----- STORED DATA

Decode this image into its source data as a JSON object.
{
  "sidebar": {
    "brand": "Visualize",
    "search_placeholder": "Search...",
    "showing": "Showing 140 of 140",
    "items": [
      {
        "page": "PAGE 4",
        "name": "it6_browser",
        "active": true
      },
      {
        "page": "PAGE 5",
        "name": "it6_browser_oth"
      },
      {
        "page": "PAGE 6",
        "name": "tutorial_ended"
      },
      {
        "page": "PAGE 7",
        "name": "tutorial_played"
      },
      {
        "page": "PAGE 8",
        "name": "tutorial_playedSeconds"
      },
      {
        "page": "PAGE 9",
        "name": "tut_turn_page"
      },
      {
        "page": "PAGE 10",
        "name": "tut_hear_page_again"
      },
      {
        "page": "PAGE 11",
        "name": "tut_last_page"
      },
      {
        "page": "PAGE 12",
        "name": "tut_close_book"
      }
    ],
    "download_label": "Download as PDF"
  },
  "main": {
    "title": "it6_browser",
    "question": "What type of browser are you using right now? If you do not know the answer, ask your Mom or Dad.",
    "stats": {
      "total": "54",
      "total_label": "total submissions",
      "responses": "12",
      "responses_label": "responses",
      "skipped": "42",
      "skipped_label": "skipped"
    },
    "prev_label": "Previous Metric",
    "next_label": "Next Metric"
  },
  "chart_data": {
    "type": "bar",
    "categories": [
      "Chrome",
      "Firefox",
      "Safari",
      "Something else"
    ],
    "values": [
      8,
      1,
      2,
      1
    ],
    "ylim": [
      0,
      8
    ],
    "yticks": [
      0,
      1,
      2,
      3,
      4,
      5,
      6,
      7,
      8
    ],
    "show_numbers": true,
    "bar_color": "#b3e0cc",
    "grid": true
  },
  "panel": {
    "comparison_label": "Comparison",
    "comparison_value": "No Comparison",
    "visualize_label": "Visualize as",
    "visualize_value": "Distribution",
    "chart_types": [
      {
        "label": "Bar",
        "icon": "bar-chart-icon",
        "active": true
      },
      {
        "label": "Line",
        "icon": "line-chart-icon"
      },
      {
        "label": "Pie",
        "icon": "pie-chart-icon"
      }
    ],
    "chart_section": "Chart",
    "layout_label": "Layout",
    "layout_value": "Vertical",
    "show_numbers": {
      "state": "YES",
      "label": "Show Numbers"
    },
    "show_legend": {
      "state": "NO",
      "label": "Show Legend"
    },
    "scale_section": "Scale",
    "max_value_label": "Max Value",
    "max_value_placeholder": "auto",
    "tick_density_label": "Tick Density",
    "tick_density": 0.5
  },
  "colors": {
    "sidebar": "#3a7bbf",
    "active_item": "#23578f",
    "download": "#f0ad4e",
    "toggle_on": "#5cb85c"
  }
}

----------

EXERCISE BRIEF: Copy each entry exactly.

WRITTEN REPLY:
Decode this image into its source data as a JSON object.
{
  "sidebar": {
    "brand": "Visualize",
    "search_placeholder": "Search...",
    "showing": "Showing 140 of 140",
    "items": [
      {
        "page": "PAGE 4",
        "name": "it6_browser",
        "active": true
      },
      {
        "page": "PAGE 5",
        "name": "it6_browser_oth"
      },
      {
        "page": "PAGE 6",
        "name": "tutorial_ended"
      },
      {
        "page": "PAGE 7",
        "name": "tutorial_played"
      },
      {
        "page": "PAGE 8",
        "name": "tutorial_playedSeconds"
      },
      {
        "page": "PAGE 9",
        "name": "tut_turn_page"
      },
      {
        "page": "PAGE 10",
        "name": "tut_hear_page_again"
      },
      {
        "page": "PAGE 11",
        "name": "tut_last_page"
      },
      {
        "page": "PAGE 12",
        "name": "tut_close_book"
      }
    ],
    "download_label": "Download as PDF"
  },
  "main": {
    "title": "it6_browser",
    "question": "What type of browser are you using right now? If you do not know the answer, ask your Mom or Dad.",
    "stats": {
      "total": "54",
      "total_label": "total submissions",
      "responses": "12",
      "responses_label": "responses",
      "skipped": "42",
      "skipped_label": "skipped"
    },
    "prev_label": "Previous Metric",
    "next_label": "Next Metric"
  },
  "chart_data": {
    "type": "bar",
    "categories": [
      "Chrome",
      "Firefox",
      "Safari",
      "Something else"
    ],
    "values": [
      8,
      1,
      2,
      1
    ],
    "ylim": [
      0,
      8
    ],
    "yticks": [
      0,
      1,
      2,
      3,
      4,
      5,
      6,
      7,
      8
    ],
    "show_numbers": true,
    "bar_color": "#b3e0cc",
    "grid": true
  },
  "panel": {
    "comparison_label": "Comparison",
    "comparison_value": "No Comparison",
    "visualize_label": "Visualize as",
    "visualize_value": "Distribution",
    "chart_types": [
      {
        "label": "Bar",
        "icon": "bar-chart-icon",
        "active": true
      },
      {
        "label": "Line",
        "icon": "line-chart-icon"
      },
      {
        "label": "Pie",
        "icon": "pie-chart-icon"
      }
    ],
    "chart_section": "Chart",
    "layout_label": "Layout",
    "layout_value": "Vertical",
    "show_numbers": {
      "state": "YES",
      "label": "Show Numbers"
    },
    "show_legend": {
      "state": "NO",
      "label": "Show Legend"
    },
    "scale_section": "Scale",
    "max_value_label": "Max Value",
    "max_value_placeholder": "auto",
    "tick_density_label": "Tick Density",
    "tick_density": 0.5
  },
  "colors": {
    "sidebar": "#3a7bbf",
    "active_item": "#23578f",
    "download": "#f0ad4e",
    "toggle_on": "#5cb85c"
  }
}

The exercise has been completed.